EXERCISE REQUIREMENTS:
Produce a copy of every line in the records that holds the string "icon".

ENTRIES SHOWN:
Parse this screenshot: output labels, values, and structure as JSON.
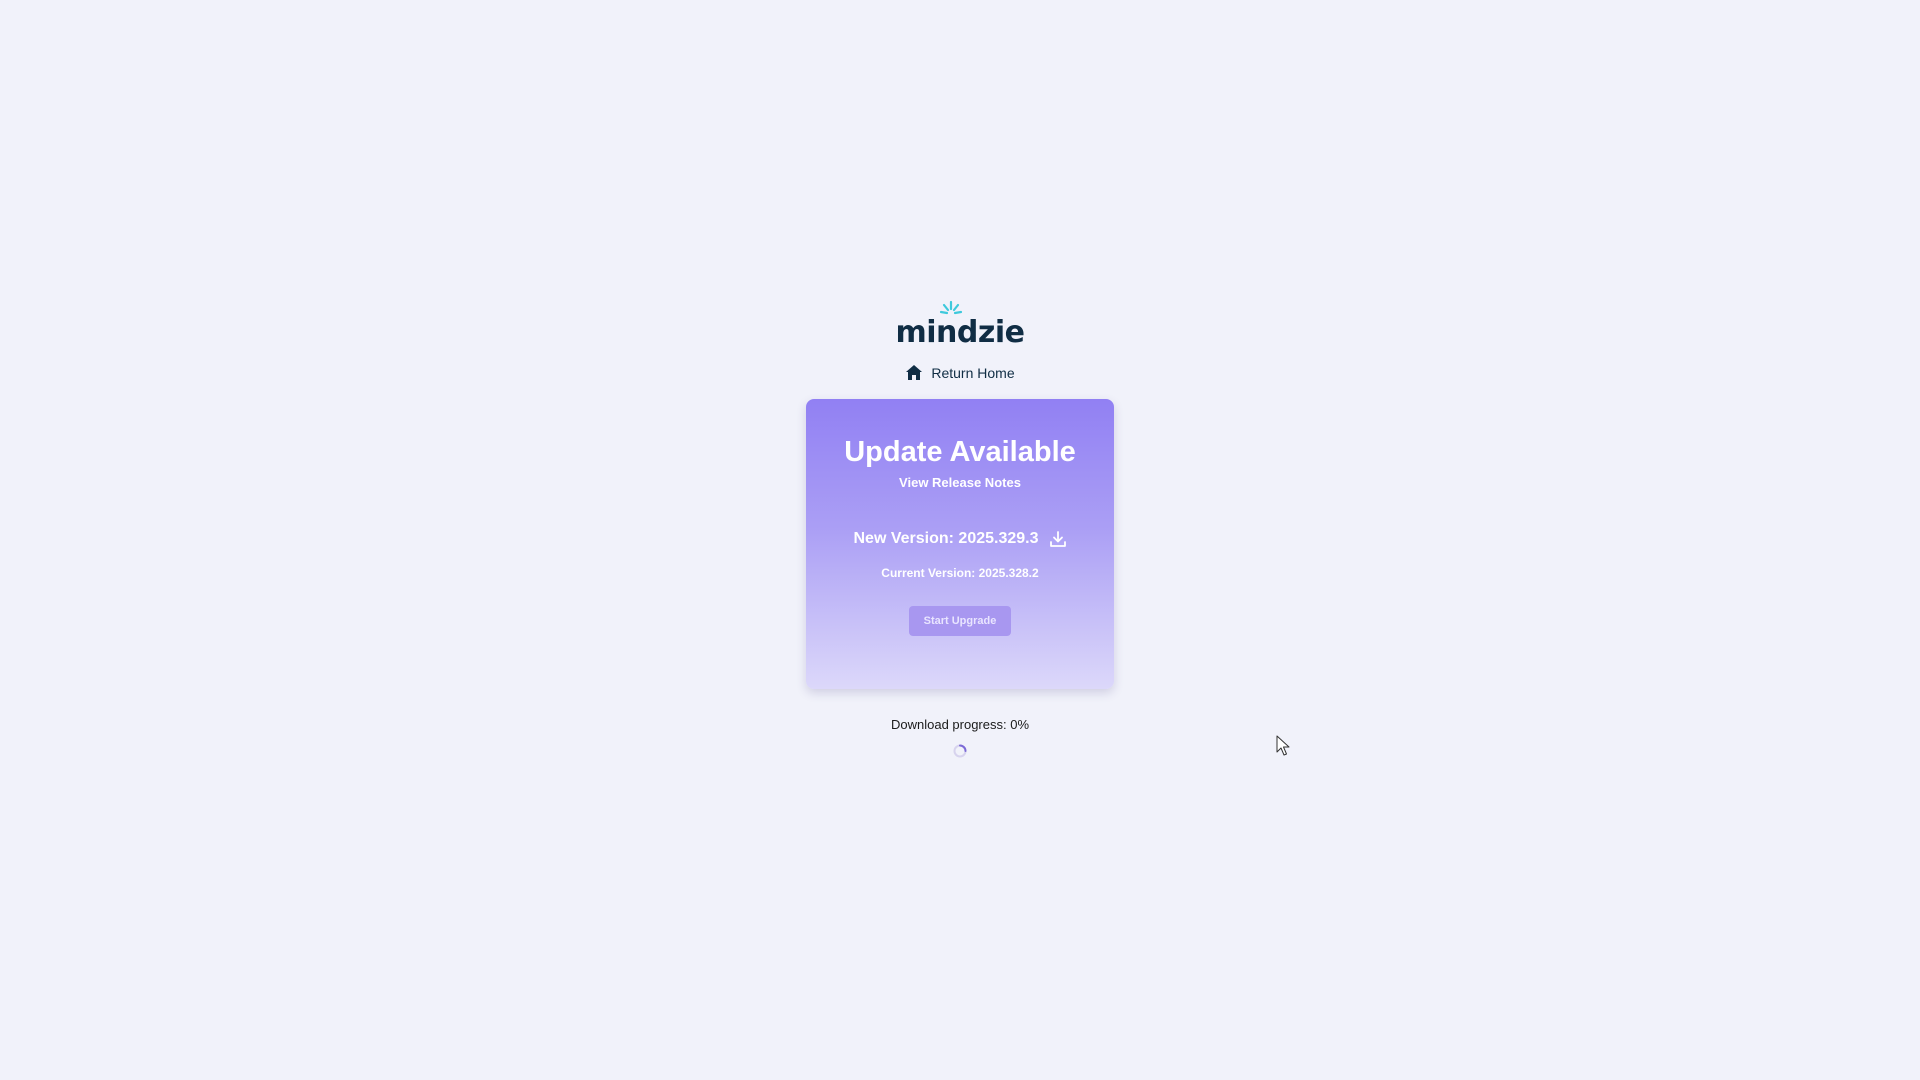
{
  "logo": {
    "text": "mindzie",
    "icon": "sparkle-icon",
    "color": "#102d44",
    "accent": "#3ec9dc"
  },
  "nav": {
    "return_home_label": "Return Home",
    "icon": "home-icon"
  },
  "update_card": {
    "title": "Update Available",
    "release_notes_link": "View Release Notes",
    "new_version_label": "New Version: 2025.329.3",
    "download_icon": "download-icon",
    "current_version_label": "Current Version: 2025.328.2",
    "upgrade_button_label": "Start Upgrade",
    "gradient_top": "#9180f3",
    "gradient_bottom": "#dcd8fa"
  },
  "progress": {
    "text": "Download progress: 0%",
    "value": 0,
    "icon": "loading-spinner-icon"
  }
}
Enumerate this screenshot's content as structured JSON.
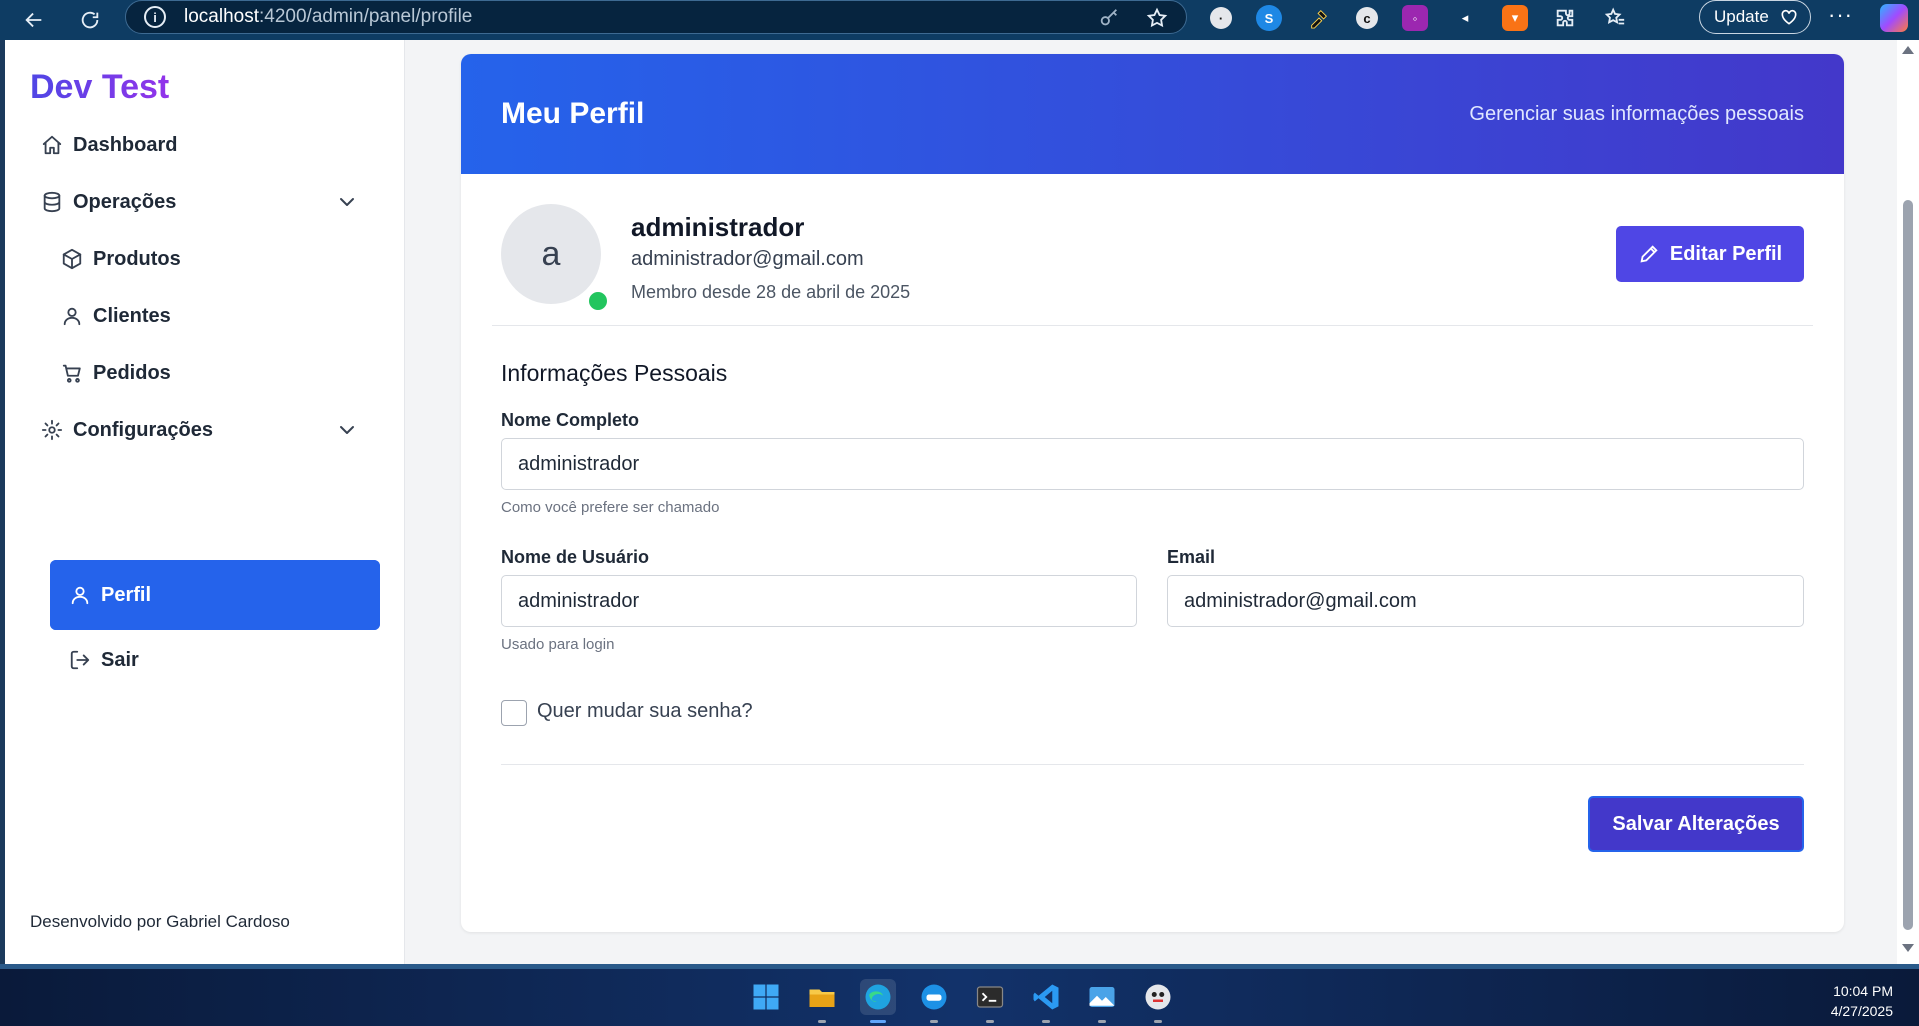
{
  "browser": {
    "url_host": "localhost",
    "url_path": ":4200/admin/panel/profile",
    "update_label": "Update"
  },
  "sidebar": {
    "brand": "Dev Test",
    "items": [
      {
        "label": "Dashboard",
        "icon": "home-icon"
      },
      {
        "label": "Operações",
        "icon": "database-icon"
      },
      {
        "label": "Produtos",
        "icon": "box-icon"
      },
      {
        "label": "Clientes",
        "icon": "user-icon"
      },
      {
        "label": "Pedidos",
        "icon": "cart-icon"
      },
      {
        "label": "Configurações",
        "icon": "gear-icon"
      },
      {
        "label": "Perfil",
        "icon": "user-icon"
      },
      {
        "label": "Sair",
        "icon": "logout-icon"
      }
    ],
    "footer": "Desenvolvido por Gabriel Cardoso"
  },
  "header": {
    "title": "Meu Perfil",
    "subtitle": "Gerenciar suas informações pessoais"
  },
  "profile": {
    "avatar_letter": "a",
    "name": "administrador",
    "email": "administrador@gmail.com",
    "member_since": "Membro desde 28 de abril de 2025",
    "edit_label": "Editar Perfil"
  },
  "form": {
    "section_title": "Informações Pessoais",
    "full_name_label": "Nome Completo",
    "full_name_value": "administrador",
    "full_name_hint": "Como você prefere ser chamado",
    "username_label": "Nome de Usuário",
    "username_value": "administrador",
    "username_hint": "Usado para login",
    "email_label": "Email",
    "email_value": "administrador@gmail.com",
    "change_password_label": "Quer mudar sua senha?",
    "save_label": "Salvar Alterações"
  },
  "taskbar": {
    "time": "10:04 PM",
    "date": "4/27/2025"
  },
  "colors": {
    "primary": "#2563eb",
    "indigo": "#4f46e5",
    "online": "#22c55e"
  }
}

RESPONSE:
    "icon": "sparkle-icon",
    "icon": "home-icon"
    "download_icon": "download-icon",
    "icon": "loading-spinner-icon"
        "icon": "home-icon"
        "icon": "database-icon"
        "icon": "box-icon"
        "icon": "user-icon"
        "icon": "cart-icon"
        "icon": "gear-icon"
        "icon": "user-icon"
        "icon": "logout-icon"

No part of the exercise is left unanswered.